By Maya H.
The history of youth organizing is one that is vast and monumental. In nearly every movement for a better world, young people have stepped up to the plate, ready to demand a better future for themselves. For instance, during the Vietnam War, it was high school students Christopher Eckhardt, Mary Beth Tinker, and John Tinker who wore the now famous black armbands in protest of the US invasion. The Tinkers would soon sue after being suspended, resulting in Tinker v. Des Moines Independent Community School District being heard before the Supreme Court. The ruling would cement a judicial precedent that protected students’ personal freedoms within the halls of educational buildings.
The activism of the Tinkers is well known and often touted as the height of youth involvement in anti-Vietnam War advocacy. Yet across the country at the same time, BIPOC, queer, and trans youth were staging sit-ins, rallies, and putting their all on the line in support of the same cause, with none of the media recognition or coverage.
In the years since Tinker v. Des Moines, more and more youth have used their cemented Constitutional rights to make a stand for what they believe in. Trans and queer youth, especially, have become involved in school-wide activism, starting GSAs, participating in the GSA Day for Racial Justice, and working to allow students to honor the Day of Silence. Though sometimes criticized as “distracting” and “showy,” the Day of Silence provides an annual opportunity for queer and trans youth across the country to show what the education world misses out on when queer and trans youth don’t feel safe in the classroom.
Countless other fights similarly have queer and trans BIPOC paving the way forward. In the fight against climate change, for example, BIPOC youth have been highly involved in ways not reflected in media coverage. Take Executive Director of the US Youth Climate Strike Isra Hirsi, who earned a Brower Youth Award for her immense contribution to the climate movement. Her involvement in activism began when she noticed she was the only Black person, or person of color for that matter, in her school’s environmentalism club, and vowed to bring intersectionality to the forefront of the climate movement, both locally and nationally.
In gun control advocacy, too, BIPOC youth have paved a path for other advocates to follow. A prominent example is X Gonzalez, a survivor of the Marjory Stoneman Douglas High School shooting in Florida that took the lives of 17 of their classmates and teachers. They delivered the rousing and quickly-viral “We Call BS” speech three days after the shooting, and in years since have organized the March for Our Lives gun control rally, founded Never Again MSD, and in 2021 starred in the documentary Us Kids.

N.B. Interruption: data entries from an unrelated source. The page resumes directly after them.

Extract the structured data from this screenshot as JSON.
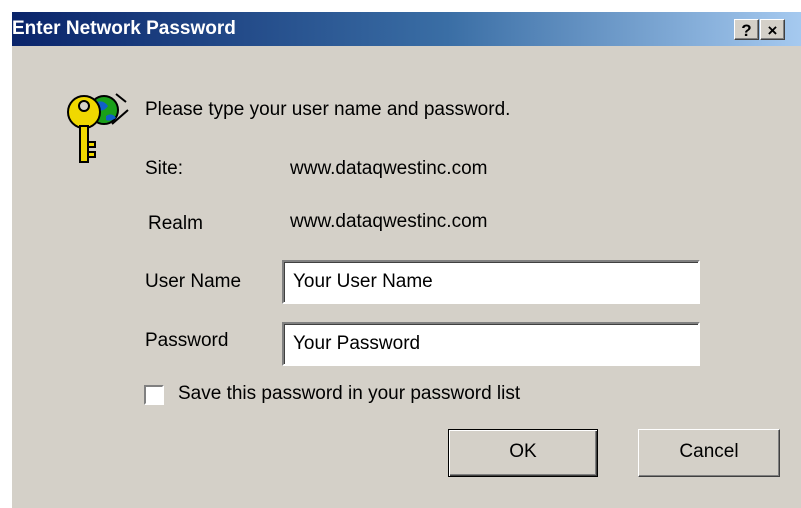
{
  "window": {
    "title": "Enter Network Password",
    "help_label": "?",
    "close_label": "×"
  },
  "dialog": {
    "prompt": "Please type your user name and password.",
    "site_label": "Site:",
    "site_value": "www.dataqwestinc.com",
    "realm_label": "Realm",
    "realm_value": "www.dataqwestinc.com",
    "user_label": "User Name",
    "user_value": "Your User Name",
    "password_label": "Password",
    "password_value": "Your Password",
    "save_password_label": "Save this password in your password list",
    "save_password_checked": false,
    "ok_label": "OK",
    "cancel_label": "Cancel"
  },
  "icon": {
    "name": "keys-icon",
    "key_color": "#f0d800",
    "globe_color": "#1aa01a"
  },
  "colors": {
    "dialog_bg": "#d4d0c8",
    "title_start": "#0a246a",
    "title_end": "#a6caf0"
  }
}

Cuban-American, non-binary, and queer, they have been attacked by politicians, slandered on social media, and dragged through the mud for their intersectional identities and advocacy, and yet, they continue to work to get stricter gun policies into and through Congress.
By wielding their rights to petition, speak, publish, and peacefully assemble, youth have made their mark on the world time and time again, advocating for future generations’ lives. Many BIPOC, queer and trans youth advocates are placing a focus on intersectionality in their work, demanding that inclusive racial and gender justice be given a seat at the table in various fights, for it is communities of color and lower-income families disproportionately affected by climate change, Black veterans of the Vietnam War who faced immense racism while deployed, and gun violence at the hands of domestic abusers that leads to the death of a woman by her intimate partner every 16 hours. Thus, in order for a social issue to truly be furthered, it must consider and advocate for intersectional racial and gender justice.
For youth in 2022 and beyond, there are numerous issues to speak up about. The upcoming GSA Day for Racial Justice on February 25th provides a platform for youth to learn more about intersectional racial justice and how they can be a part of the change, whether it’s hosting difficult conversations in local or state GSA meetings, creating art about activism, or attending meetings and workshops hosted on Instagram Live. Similarly important, it cements a day of appreciation and celebration of the centering of BIPOC, queer, and trans activists in social movements, and highlights the cruciality of intersectionality in all walks of life.
As Michel Foucault wrote, “Where there is power, there is resistance.” And in youth, there is certainly unprecedented amounts of untapped power.